▶ _Required action_:
Going line by line through the records below, count those with the word "Wages" and give only the count.

Items from an interface collection:
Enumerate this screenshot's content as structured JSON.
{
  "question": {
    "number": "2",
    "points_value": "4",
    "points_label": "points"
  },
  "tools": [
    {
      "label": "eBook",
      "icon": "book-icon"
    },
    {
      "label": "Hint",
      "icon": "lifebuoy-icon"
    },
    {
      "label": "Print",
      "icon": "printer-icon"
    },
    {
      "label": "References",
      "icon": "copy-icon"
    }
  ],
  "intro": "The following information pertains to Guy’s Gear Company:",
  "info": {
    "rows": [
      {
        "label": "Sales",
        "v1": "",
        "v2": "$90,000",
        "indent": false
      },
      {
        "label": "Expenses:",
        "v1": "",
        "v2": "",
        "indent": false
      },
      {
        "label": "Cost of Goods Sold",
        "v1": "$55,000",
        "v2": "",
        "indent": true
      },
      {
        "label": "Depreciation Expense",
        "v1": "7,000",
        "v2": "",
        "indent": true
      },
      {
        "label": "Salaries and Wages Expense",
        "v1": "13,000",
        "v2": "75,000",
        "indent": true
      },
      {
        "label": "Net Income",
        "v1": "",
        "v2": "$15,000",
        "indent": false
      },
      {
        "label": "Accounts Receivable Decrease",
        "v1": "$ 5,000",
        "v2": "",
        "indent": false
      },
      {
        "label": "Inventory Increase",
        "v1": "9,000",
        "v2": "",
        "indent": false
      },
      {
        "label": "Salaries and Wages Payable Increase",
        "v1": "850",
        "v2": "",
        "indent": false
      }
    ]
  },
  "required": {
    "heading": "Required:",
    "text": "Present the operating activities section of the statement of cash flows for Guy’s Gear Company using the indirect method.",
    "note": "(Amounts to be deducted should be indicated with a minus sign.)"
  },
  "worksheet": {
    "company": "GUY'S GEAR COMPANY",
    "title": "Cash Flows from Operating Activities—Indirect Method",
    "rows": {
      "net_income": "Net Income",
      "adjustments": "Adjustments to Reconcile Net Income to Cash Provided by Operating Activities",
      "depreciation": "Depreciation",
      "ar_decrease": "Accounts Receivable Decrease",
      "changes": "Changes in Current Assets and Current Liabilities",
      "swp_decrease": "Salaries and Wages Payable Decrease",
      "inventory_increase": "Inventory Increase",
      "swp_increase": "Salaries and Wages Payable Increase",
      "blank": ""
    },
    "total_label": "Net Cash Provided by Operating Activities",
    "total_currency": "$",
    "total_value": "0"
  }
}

▶ _Exercise output_:
4